## TASK OBJECTIVE
The whole listing should be retyped exactly as it appears.

## EXCERPTED DATA
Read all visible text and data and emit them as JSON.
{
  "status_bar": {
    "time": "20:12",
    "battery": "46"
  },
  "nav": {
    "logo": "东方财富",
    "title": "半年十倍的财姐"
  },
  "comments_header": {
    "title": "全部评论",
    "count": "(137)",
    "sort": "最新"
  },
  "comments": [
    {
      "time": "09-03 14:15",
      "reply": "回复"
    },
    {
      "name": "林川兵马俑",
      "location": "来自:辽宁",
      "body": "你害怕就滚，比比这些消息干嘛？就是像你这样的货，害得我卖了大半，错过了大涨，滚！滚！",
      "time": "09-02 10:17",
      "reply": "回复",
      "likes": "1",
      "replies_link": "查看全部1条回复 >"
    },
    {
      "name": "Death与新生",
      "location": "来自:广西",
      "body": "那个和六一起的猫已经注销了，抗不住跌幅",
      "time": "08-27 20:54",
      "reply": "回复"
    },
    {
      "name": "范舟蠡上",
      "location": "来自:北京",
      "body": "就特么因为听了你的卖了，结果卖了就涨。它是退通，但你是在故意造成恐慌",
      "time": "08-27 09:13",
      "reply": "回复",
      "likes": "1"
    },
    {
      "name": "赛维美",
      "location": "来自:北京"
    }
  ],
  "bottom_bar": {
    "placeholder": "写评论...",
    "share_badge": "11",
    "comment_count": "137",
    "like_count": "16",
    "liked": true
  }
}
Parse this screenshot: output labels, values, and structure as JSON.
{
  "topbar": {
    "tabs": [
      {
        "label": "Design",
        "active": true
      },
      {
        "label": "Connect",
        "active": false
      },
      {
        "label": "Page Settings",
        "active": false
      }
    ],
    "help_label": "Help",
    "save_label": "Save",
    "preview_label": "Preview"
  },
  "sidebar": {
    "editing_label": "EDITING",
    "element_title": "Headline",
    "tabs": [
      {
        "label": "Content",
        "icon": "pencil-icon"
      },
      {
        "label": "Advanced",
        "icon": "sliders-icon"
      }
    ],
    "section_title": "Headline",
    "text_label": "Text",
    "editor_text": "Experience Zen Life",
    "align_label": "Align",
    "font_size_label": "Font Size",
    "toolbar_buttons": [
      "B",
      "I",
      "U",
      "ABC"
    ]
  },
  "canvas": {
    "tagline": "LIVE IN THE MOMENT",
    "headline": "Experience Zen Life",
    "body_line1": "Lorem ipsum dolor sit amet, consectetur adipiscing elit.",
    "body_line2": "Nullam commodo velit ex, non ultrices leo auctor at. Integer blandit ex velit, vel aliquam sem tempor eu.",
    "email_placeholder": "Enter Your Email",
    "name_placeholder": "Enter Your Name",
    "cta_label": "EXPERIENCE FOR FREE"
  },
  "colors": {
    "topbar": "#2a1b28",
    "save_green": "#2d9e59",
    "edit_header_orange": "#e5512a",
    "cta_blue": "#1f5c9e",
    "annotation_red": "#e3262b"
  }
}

## WORKED SOLUTION
Read all visible text and data and emit them as JSON.
{
  "status_bar": {
    "time": "20:12",
    "battery": "46"
  },
  "nav": {
    "logo": "东方财富",
    "title": "半年十倍的财姐"
  },
  "comments_header": {
    "title": "全部评论",
    "count": "(137)",
    "sort": "最新"
  },
  "comments": [
    {
      "time": "09-03 14:15",
      "reply": "回复"
    },
    {
      "name": "林川兵马俑",
      "location": "来自:辽宁",
      "body": "你害怕就滚，比比这些消息干嘛？就是像你这样的货，害得我卖了大半，错过了大涨，滚！滚！",
      "time": "09-02 10:17",
      "reply": "回复",
      "likes": "1",
      "replies_link": "查看全部1条回复 >"
    },
    {
      "name": "Death与新生",
      "location": "来自:广西",
      "body": "那个和六一起的猫已经注销了，抗不住跌幅",
      "time": "08-27 20:54",
      "reply": "回复"
    },
    {
      "name": "范舟蠡上",
      "location": "来自:北京",
      "body": "就特么因为听了你的卖了，结果卖了就涨。它是退通，但你是在故意造成恐慌",
      "time": "08-27 09:13",
      "reply": "回复",
      "likes": "1"
    },
    {
      "name": "赛维美",
      "location": "来自:北京"
    }
  ],
  "bottom_bar": {
    "placeholder": "写评论...",
    "share_badge": "11",
    "comment_count": "137",
    "like_count": "16",
    "liked": true
  }
}
Parse this screenshot: output labels, values, and structure as JSON.
{
  "topbar": {
    "tabs": [
      {
        "label": "Design",
        "active": true
      },
      {
        "label": "Connect",
        "active": false
      },
      {
        "label": "Page Settings",
        "active": false
      }
    ],
    "help_label": "Help",
    "save_label": "Save",
    "preview_label": "Preview"
  },
  "sidebar": {
    "editing_label": "EDITING",
    "element_title": "Headline",
    "tabs": [
      {
        "label": "Content",
        "icon": "pencil-icon"
      },
      {
        "label": "Advanced",
        "icon": "sliders-icon"
      }
    ],
    "section_title": "Headline",
    "text_label": "Text",
    "editor_text": "Experience Zen Life",
    "align_label": "Align",
    "font_size_label": "Font Size",
    "toolbar_buttons": [
      "B",
      "I",
      "U",
      "ABC"
    ]
  },
  "canvas": {
    "tagline": "LIVE IN THE MOMENT",
    "headline": "Experience Zen Life",
    "body_line1": "Lorem ipsum dolor sit amet, consectetur adipiscing elit.",
    "body_line2": "Nullam commodo velit ex, non ultrices leo auctor at. Integer blandit ex velit, vel aliquam sem tempor eu.",
    "email_placeholder": "Enter Your Email",
    "name_placeholder": "Enter Your Name",
    "cta_label": "EXPERIENCE FOR FREE"
  },
  "colors": {
    "topbar": "#2a1b28",
    "save_green": "#2d9e59",
    "edit_header_orange": "#e5512a",
    "cta_blue": "#1f5c9e",
    "annotation_red": "#e3262b"
  }
}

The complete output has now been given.